Information provided.
[Start of Attachment]

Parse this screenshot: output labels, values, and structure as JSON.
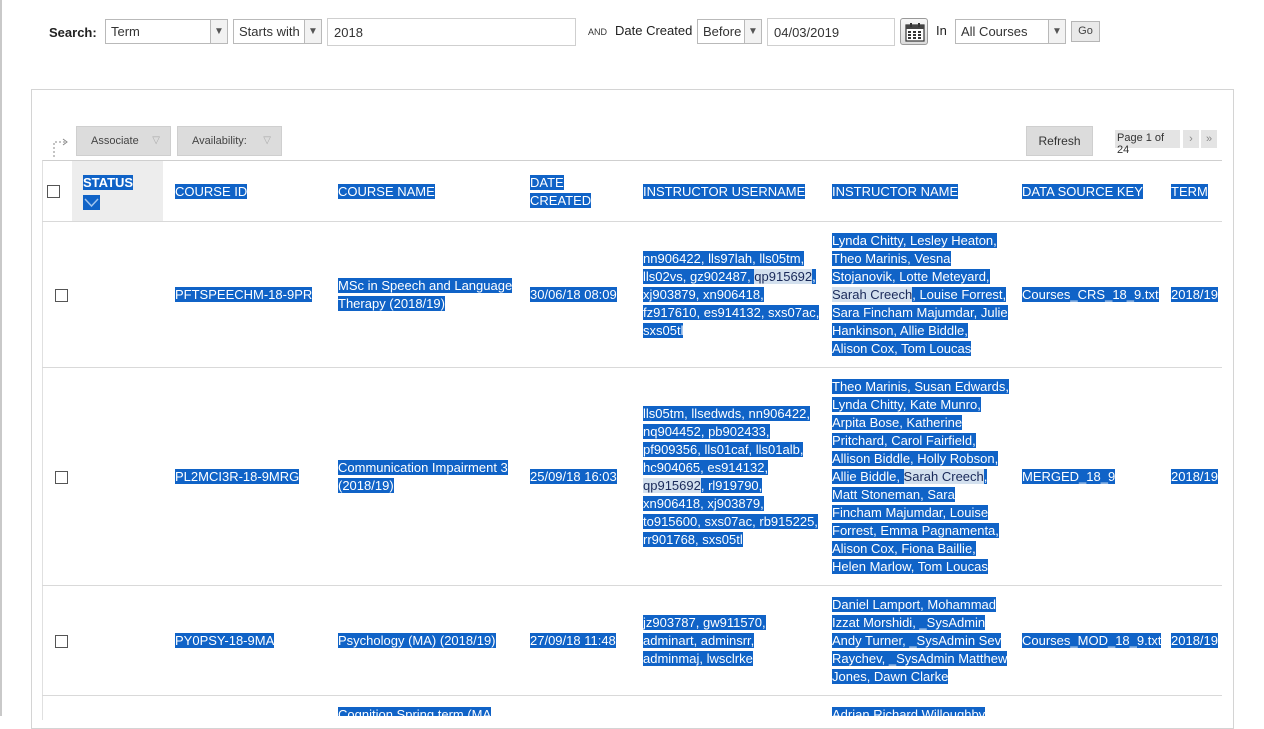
{
  "search": {
    "label": "Search:",
    "field": "Term",
    "operator": "Starts with",
    "value": "2018",
    "and_label": "AND",
    "date_label": "Date Created",
    "date_operator": "Before",
    "date_value": "04/03/2019",
    "in_label": "In",
    "scope": "All Courses",
    "go_label": "Go"
  },
  "toolbar": {
    "associate_label": "Associate",
    "availability_label": "Availability:",
    "refresh_label": "Refresh",
    "page_info": "Page 1 of 24"
  },
  "table": {
    "columns": {
      "status": "STATUS",
      "course_id": "COURSE ID",
      "course_name": "COURSE NAME",
      "date_created_1": "DATE",
      "date_created_2": "CREATED",
      "instructor_username": "INSTRUCTOR USERNAME",
      "instructor_name": "INSTRUCTOR NAME",
      "data_source_key": "DATA SOURCE KEY",
      "term": "TERM"
    },
    "rows": [
      {
        "course_id": "PFTSPEECHM-18-9PR",
        "course_name": [
          "MSc in Speech and Language",
          "Therapy (2018/19)"
        ],
        "date_created": "30/06/18 08:09",
        "usernames": [
          [
            "nn906422, lls97lah, lls05tm,"
          ],
          [
            "lls02vs, gz902487, ",
            {
              "hl": "qp915692"
            },
            ","
          ],
          [
            "xj903879, xn906418,"
          ],
          [
            "fz917610, es914132, sxs07ac,"
          ],
          [
            "sxs05tl"
          ]
        ],
        "names": [
          [
            "Lynda Chitty, Lesley Heaton,"
          ],
          [
            "Theo Marinis, Vesna"
          ],
          [
            "Stojanovik, Lotte Meteyard,"
          ],
          [
            {
              "hl": "Sarah Creech"
            },
            ", Louise Forrest,"
          ],
          [
            "Sara Fincham Majumdar, Julie"
          ],
          [
            "Hankinson, Allie Biddle,"
          ],
          [
            "Alison Cox, Tom Loucas"
          ]
        ],
        "data_source_key": "Courses_CRS_18_9.txt",
        "term": "2018/19"
      },
      {
        "course_id": "PL2MCI3R-18-9MRG",
        "course_name": [
          "Communication Impairment 3",
          "(2018/19)"
        ],
        "date_created": "25/09/18 16:03",
        "usernames": [
          [
            "lls05tm, llsedwds, nn906422,"
          ],
          [
            "nq904452, pb902433,"
          ],
          [
            "pf909356, lls01caf, lls01alb,"
          ],
          [
            "hc904065, es914132,"
          ],
          [
            {
              "hl": "qp915692"
            },
            ", rl919790,"
          ],
          [
            "xn906418, xj903879,"
          ],
          [
            "to915600, sxs07ac, rb915225,"
          ],
          [
            "rr901768, sxs05tl"
          ]
        ],
        "names": [
          [
            "Theo Marinis, Susan Edwards,"
          ],
          [
            "Lynda Chitty, Kate Munro,"
          ],
          [
            "Arpita Bose, Katherine"
          ],
          [
            "Pritchard, Carol Fairfield,"
          ],
          [
            "Allison Biddle, Holly Robson,"
          ],
          [
            "Allie Biddle, ",
            {
              "hl": "Sarah Creech"
            },
            ","
          ],
          [
            "Matt Stoneman, Sara"
          ],
          [
            "Fincham Majumdar, Louise"
          ],
          [
            "Forrest, Emma Pagnamenta,"
          ],
          [
            "Alison Cox, Fiona Baillie,"
          ],
          [
            "Helen Marlow, Tom Loucas"
          ]
        ],
        "data_source_key": "MERGED_18_9",
        "term": "2018/19"
      },
      {
        "course_id": "PY0PSY-18-9MA",
        "course_name": [
          "Psychology (MA) (2018/19)"
        ],
        "date_created": "27/09/18 11:48",
        "usernames": [
          [
            "jz903787, gw911570,"
          ],
          [
            "adminart, adminsrr,"
          ],
          [
            "adminmaj, lwsclrke"
          ]
        ],
        "names": [
          [
            "Daniel Lamport, Mohammad"
          ],
          [
            "Izzat Morshidi, _SysAdmin"
          ],
          [
            "Andy Turner, _SysAdmin Sev"
          ],
          [
            "Raychev, _SysAdmin Matthew"
          ],
          [
            "Jones, Dawn Clarke"
          ]
        ],
        "data_source_key": "Courses_MOD_18_9.txt",
        "term": "2018/19"
      }
    ],
    "partial_row": {
      "course_name": "Cognition Spring term (MA",
      "instructor_name": "Adrian Richard Willoughby"
    }
  }
}
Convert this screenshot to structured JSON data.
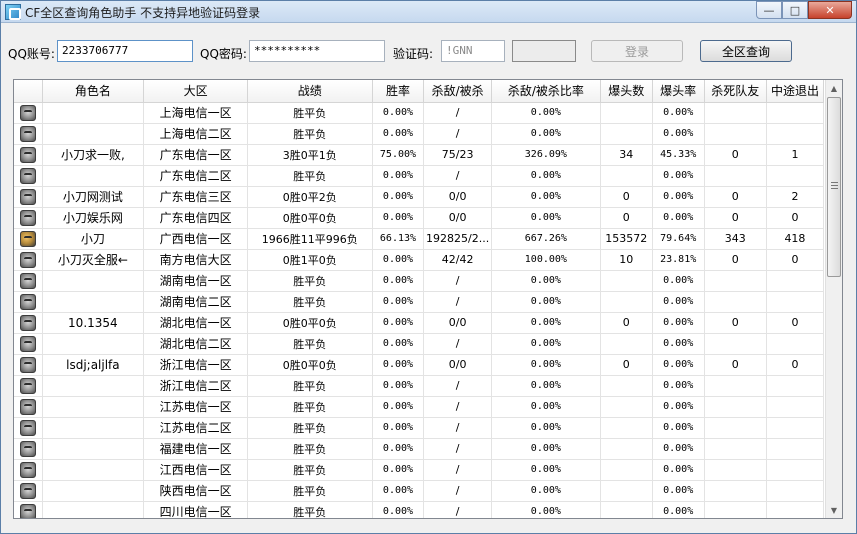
{
  "window": {
    "title": "CF全区查询角色助手 不支持异地验证码登录",
    "minimize": "—",
    "maximize": "□",
    "close": "✕"
  },
  "login": {
    "qq_label": "QQ账号:",
    "qq_value": "2233706777",
    "password_label": "QQ密码:",
    "password_value": "**********",
    "captcha_label": "验证码:",
    "captcha_value": "!GNN",
    "login_button": "登录",
    "query_button": "全区查询"
  },
  "table": {
    "columns": [
      "",
      "角色名",
      "大区",
      "战绩",
      "胜率",
      "杀敌/被杀",
      "杀敌/被杀比率",
      "爆头数",
      "爆头率",
      "杀死队友",
      "中途退出"
    ],
    "rows": [
      {
        "name": "",
        "region": "上海电信一区",
        "record": "胜平负",
        "win": "0.00%",
        "kd": "/",
        "kdr": "0.00%",
        "hs": "",
        "hsr": "0.00%",
        "tk": "",
        "quit": ""
      },
      {
        "name": "",
        "region": "上海电信二区",
        "record": "胜平负",
        "win": "0.00%",
        "kd": "/",
        "kdr": "0.00%",
        "hs": "",
        "hsr": "0.00%",
        "tk": "",
        "quit": ""
      },
      {
        "name": "小刀求一败,",
        "region": "广东电信一区",
        "record": "3胜0平1负",
        "win": "75.00%",
        "kd": "75/23",
        "kdr": "326.09%",
        "hs": "34",
        "hsr": "45.33%",
        "tk": "0",
        "quit": "1"
      },
      {
        "name": "",
        "region": "广东电信二区",
        "record": "胜平负",
        "win": "0.00%",
        "kd": "/",
        "kdr": "0.00%",
        "hs": "",
        "hsr": "0.00%",
        "tk": "",
        "quit": ""
      },
      {
        "name": "小刀网测试",
        "region": "广东电信三区",
        "record": "0胜0平2负",
        "win": "0.00%",
        "kd": "0/0",
        "kdr": "0.00%",
        "hs": "0",
        "hsr": "0.00%",
        "tk": "0",
        "quit": "2"
      },
      {
        "name": "小刀娱乐网",
        "region": "广东电信四区",
        "record": "0胜0平0负",
        "win": "0.00%",
        "kd": "0/0",
        "kdr": "0.00%",
        "hs": "0",
        "hsr": "0.00%",
        "tk": "0",
        "quit": "0"
      },
      {
        "name": "小刀",
        "region": "广西电信一区",
        "record": "1966胜11平996负",
        "win": "66.13%",
        "kd": "192825/2...",
        "kdr": "667.26%",
        "hs": "153572",
        "hsr": "79.64%",
        "tk": "343",
        "quit": "418",
        "special": true
      },
      {
        "name": "小刀灭全服←",
        "region": "南方电信大区",
        "record": "0胜1平0负",
        "win": "0.00%",
        "kd": "42/42",
        "kdr": "100.00%",
        "hs": "10",
        "hsr": "23.81%",
        "tk": "0",
        "quit": "0"
      },
      {
        "name": "",
        "region": "湖南电信一区",
        "record": "胜平负",
        "win": "0.00%",
        "kd": "/",
        "kdr": "0.00%",
        "hs": "",
        "hsr": "0.00%",
        "tk": "",
        "quit": ""
      },
      {
        "name": "",
        "region": "湖南电信二区",
        "record": "胜平负",
        "win": "0.00%",
        "kd": "/",
        "kdr": "0.00%",
        "hs": "",
        "hsr": "0.00%",
        "tk": "",
        "quit": ""
      },
      {
        "name": "10.1354",
        "region": "湖北电信一区",
        "record": "0胜0平0负",
        "win": "0.00%",
        "kd": "0/0",
        "kdr": "0.00%",
        "hs": "0",
        "hsr": "0.00%",
        "tk": "0",
        "quit": "0"
      },
      {
        "name": "",
        "region": "湖北电信二区",
        "record": "胜平负",
        "win": "0.00%",
        "kd": "/",
        "kdr": "0.00%",
        "hs": "",
        "hsr": "0.00%",
        "tk": "",
        "quit": ""
      },
      {
        "name": "lsdj;aljlfa",
        "region": "浙江电信一区",
        "record": "0胜0平0负",
        "win": "0.00%",
        "kd": "0/0",
        "kdr": "0.00%",
        "hs": "0",
        "hsr": "0.00%",
        "tk": "0",
        "quit": "0"
      },
      {
        "name": "",
        "region": "浙江电信二区",
        "record": "胜平负",
        "win": "0.00%",
        "kd": "/",
        "kdr": "0.00%",
        "hs": "",
        "hsr": "0.00%",
        "tk": "",
        "quit": ""
      },
      {
        "name": "",
        "region": "江苏电信一区",
        "record": "胜平负",
        "win": "0.00%",
        "kd": "/",
        "kdr": "0.00%",
        "hs": "",
        "hsr": "0.00%",
        "tk": "",
        "quit": ""
      },
      {
        "name": "",
        "region": "江苏电信二区",
        "record": "胜平负",
        "win": "0.00%",
        "kd": "/",
        "kdr": "0.00%",
        "hs": "",
        "hsr": "0.00%",
        "tk": "",
        "quit": ""
      },
      {
        "name": "",
        "region": "福建电信一区",
        "record": "胜平负",
        "win": "0.00%",
        "kd": "/",
        "kdr": "0.00%",
        "hs": "",
        "hsr": "0.00%",
        "tk": "",
        "quit": ""
      },
      {
        "name": "",
        "region": "江西电信一区",
        "record": "胜平负",
        "win": "0.00%",
        "kd": "/",
        "kdr": "0.00%",
        "hs": "",
        "hsr": "0.00%",
        "tk": "",
        "quit": ""
      },
      {
        "name": "",
        "region": "陕西电信一区",
        "record": "胜平负",
        "win": "0.00%",
        "kd": "/",
        "kdr": "0.00%",
        "hs": "",
        "hsr": "0.00%",
        "tk": "",
        "quit": ""
      },
      {
        "name": "",
        "region": "四川电信一区",
        "record": "胜平负",
        "win": "0.00%",
        "kd": "/",
        "kdr": "0.00%",
        "hs": "",
        "hsr": "0.00%",
        "tk": "",
        "quit": ""
      }
    ]
  },
  "icons": {
    "app": "app-icon",
    "row_avatar": "avatar-icon",
    "scroll_up": "▲",
    "scroll_down": "▼"
  }
}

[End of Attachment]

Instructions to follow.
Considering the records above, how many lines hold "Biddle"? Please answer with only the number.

Response area.
3